Exclude the pictures and reproduce the remaining data exactly as written.

Data about app and page elements
[Start of section]

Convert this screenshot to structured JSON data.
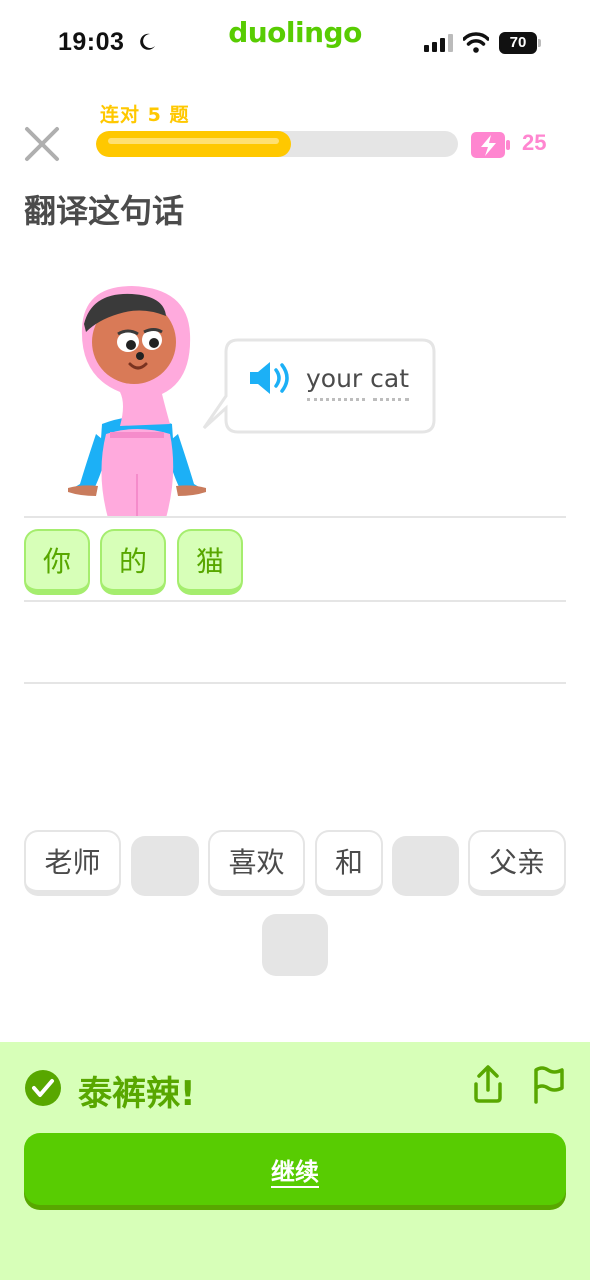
{
  "status_bar": {
    "time": "19:03",
    "brand": "duolingo",
    "battery": "70"
  },
  "header": {
    "streak_label": "连对 5 题",
    "progress": 0.54,
    "energy": "25"
  },
  "prompt": {
    "title": "翻译这句话",
    "words": [
      "your",
      "cat"
    ],
    "phrase": "your cat"
  },
  "answer": [
    "你",
    "的",
    "猫"
  ],
  "word_bank": {
    "row1": [
      "老师",
      "",
      "喜欢",
      "和",
      "",
      "父亲"
    ],
    "row2": [
      ""
    ]
  },
  "feedback": {
    "title": "泰裤辣!",
    "continue_label": "继续"
  },
  "colors": {
    "brand_green": "#58cc02",
    "streak_yellow": "#ffc800",
    "energy_pink": "#ff86d0",
    "success_bg": "#d7ffb8",
    "success_text": "#58a700",
    "speaker_blue": "#1cb0f6"
  },
  "icons": {
    "close": "close-icon",
    "energy": "lightning-battery-icon",
    "speaker": "speaker-icon",
    "check": "check-circle-icon",
    "share": "share-icon",
    "report": "flag-icon"
  }
}
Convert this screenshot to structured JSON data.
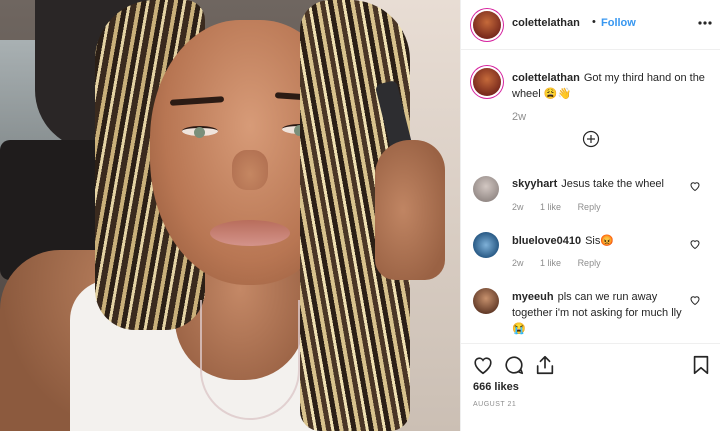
{
  "post": {
    "author": "colettelathan",
    "follow_dot": "•",
    "follow_label": "Follow",
    "caption": "Got my third hand on the wheel 😩👋",
    "caption_time": "2w",
    "likes": "666 likes",
    "date": "AUGUST 21"
  },
  "comments": [
    {
      "username": "skyyhart",
      "text": "Jesus take the wheel",
      "time": "2w",
      "likes": "1 like",
      "reply": "Reply"
    },
    {
      "username": "bluelove0410",
      "text": "Sis😡",
      "time": "2w",
      "likes": "1 like",
      "reply": "Reply"
    },
    {
      "username": "myeeuh",
      "text": "pls can we run away together i'm not asking for much lly 😭"
    }
  ],
  "icons": {
    "more": "more-horizontal-icon",
    "load_more": "plus-circle-icon",
    "like": "heart-icon",
    "comment": "comment-bubble-icon",
    "share": "share-icon",
    "save": "bookmark-icon"
  },
  "colors": {
    "accent": "#3897f0",
    "text": "#262626",
    "muted": "#8e8e8e",
    "border": "#efefef"
  }
}
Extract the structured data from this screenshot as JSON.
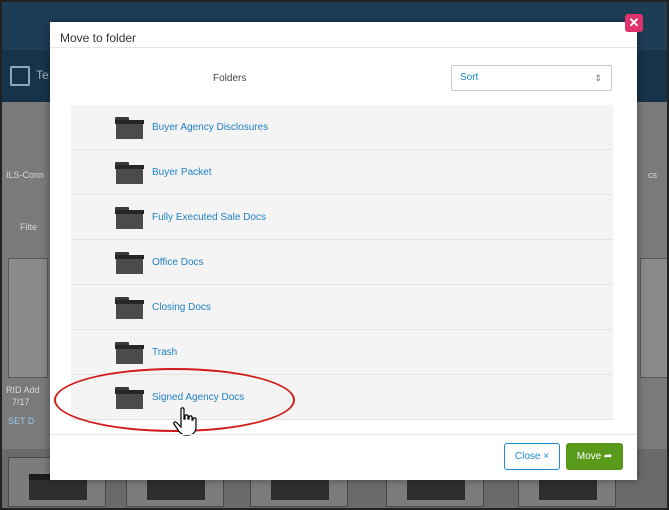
{
  "dialog": {
    "title": "Move to folder",
    "folders_header": "Folders",
    "sort": {
      "selected": "Sort",
      "arrows": "⇕"
    },
    "folders": [
      {
        "name": "Buyer Agency Disclosures"
      },
      {
        "name": "Buyer Packet"
      },
      {
        "name": "Fully Executed Sale Docs"
      },
      {
        "name": "Office Docs"
      },
      {
        "name": "Closing Docs"
      },
      {
        "name": "Trash"
      },
      {
        "name": "Signed Agency Docs"
      }
    ],
    "close_label": "Close ×",
    "move_label": "Move ➦",
    "close_x": "✕"
  },
  "background": {
    "bar_title": "Te",
    "left_texts": [
      "Filte",
      "RID Add",
      "7/17",
      "SET D",
      "ILS-Conn",
      "cs"
    ]
  },
  "colors": {
    "accent_blue": "#1f7fc0",
    "move_green": "#5a9a1a",
    "annotation_red": "#d21b1b",
    "close_pink": "#e0336c"
  }
}
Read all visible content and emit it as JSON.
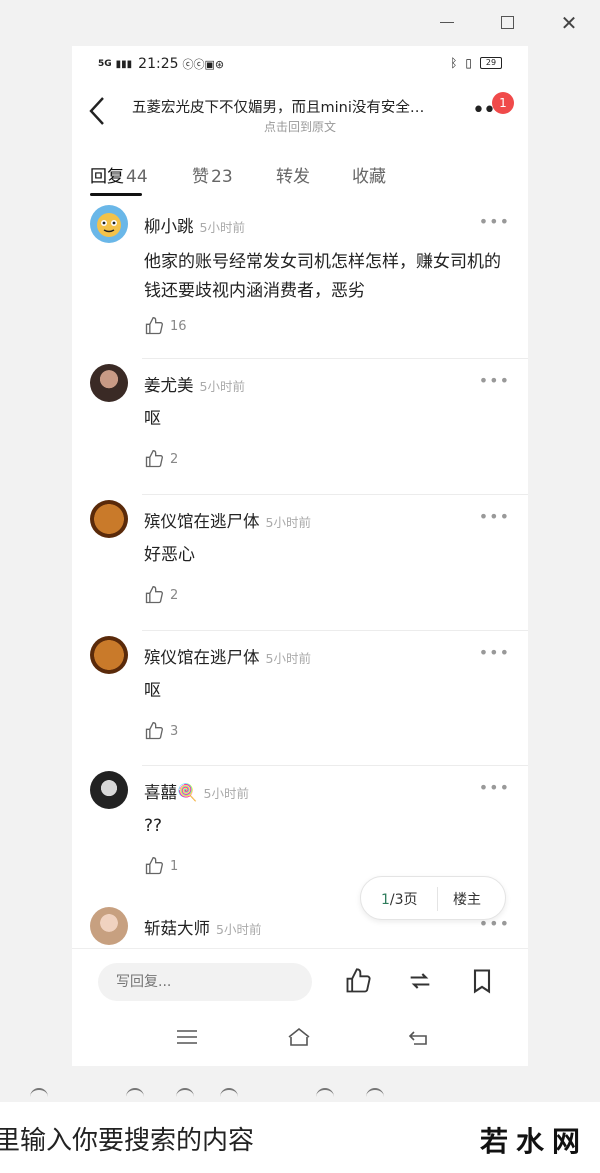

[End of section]

- PROBLEM SOLUTION
Convert this screenshot to structured JSON data.
{
  "status_bar": {
    "time": "19:03",
    "brand": "duolingo",
    "battery": "70"
  },
  "header": {
    "streak_label": "连对 5 题",
    "progress": 0.54,
    "energy": "25"
  },
  "prompt": {
    "title": "翻译这句话",
    "words": [
      "your",
      "cat"
    ],
    "phrase": "your cat"
  },
  "answer": [
    "你",
    "的",
    "猫"
  ],
  "word_bank": {
    "row1": [
      "老师",
      "",
      "喜欢",
      "和",
      "",
      "父亲"
    ],
    "row2": [
      ""
    ]
  },
  "feedback": {
    "title": "泰裤辣!",
    "continue_label": "继续"
  },
  "colors": {
    "brand_green": "#58cc02",
    "streak_yellow": "#ffc800",
    "energy_pink": "#ff86d0",
    "success_bg": "#d7ffb8",
    "success_text": "#58a700",
    "speaker_blue": "#1cb0f6"
  },
  "icons": {
    "close": "close-icon",
    "energy": "lightning-battery-icon",
    "speaker": "speaker-icon",
    "check": "check-circle-icon",
    "share": "share-icon",
    "report": "flag-icon"
  }
}
Convert this screenshot to structured JSON data.
{
  "post": {
    "author": "colettelathan",
    "follow_dot": "•",
    "follow_label": "Follow",
    "caption": "Got my third hand on the wheel 😩👋",
    "caption_time": "2w",
    "likes": "666 likes",
    "date": "AUGUST 21"
  },
  "comments": [
    {
      "username": "skyyhart",
      "text": "Jesus take the wheel",
      "time": "2w",
      "likes": "1 like",
      "reply": "Reply"
    },
    {
      "username": "bluelove0410",
      "text": "Sis😡",
      "time": "2w",
      "likes": "1 like",
      "reply": "Reply"
    },
    {
      "username": "myeeuh",
      "text": "pls can we run away together i'm not asking for much lly 😭"
    }
  ],
  "icons": {
    "more": "more-horizontal-icon",
    "load_more": "plus-circle-icon",
    "like": "heart-icon",
    "comment": "comment-bubble-icon",
    "share": "share-icon",
    "save": "bookmark-icon"
  },
  "colors": {
    "accent": "#3897f0",
    "text": "#262626",
    "muted": "#8e8e8e",
    "border": "#efefef"
  }
}
Extract the structured data from this screenshot as JSON.
{
  "dialog": {
    "title": "Move to folder",
    "folders_header": "Folders",
    "sort": {
      "selected": "Sort",
      "arrows": "⇕"
    },
    "folders": [
      {
        "name": "Buyer Agency Disclosures"
      },
      {
        "name": "Buyer Packet"
      },
      {
        "name": "Fully Executed Sale Docs"
      },
      {
        "name": "Office Docs"
      },
      {
        "name": "Closing Docs"
      },
      {
        "name": "Trash"
      },
      {
        "name": "Signed Agency Docs"
      }
    ],
    "close_label": "Close ×",
    "move_label": "Move ➦",
    "close_x": "✕"
  },
  "background": {
    "bar_title": "Te",
    "left_texts": [
      "Filte",
      "RID Add",
      "7/17",
      "SET D",
      "ILS-Conn",
      "cs"
    ]
  },
  "colors": {
    "accent_blue": "#1f7fc0",
    "move_green": "#5a9a1a",
    "annotation_red": "#d21b1b",
    "close_pink": "#e0336c"
  }
}
Read all visible content and emit it as JSON.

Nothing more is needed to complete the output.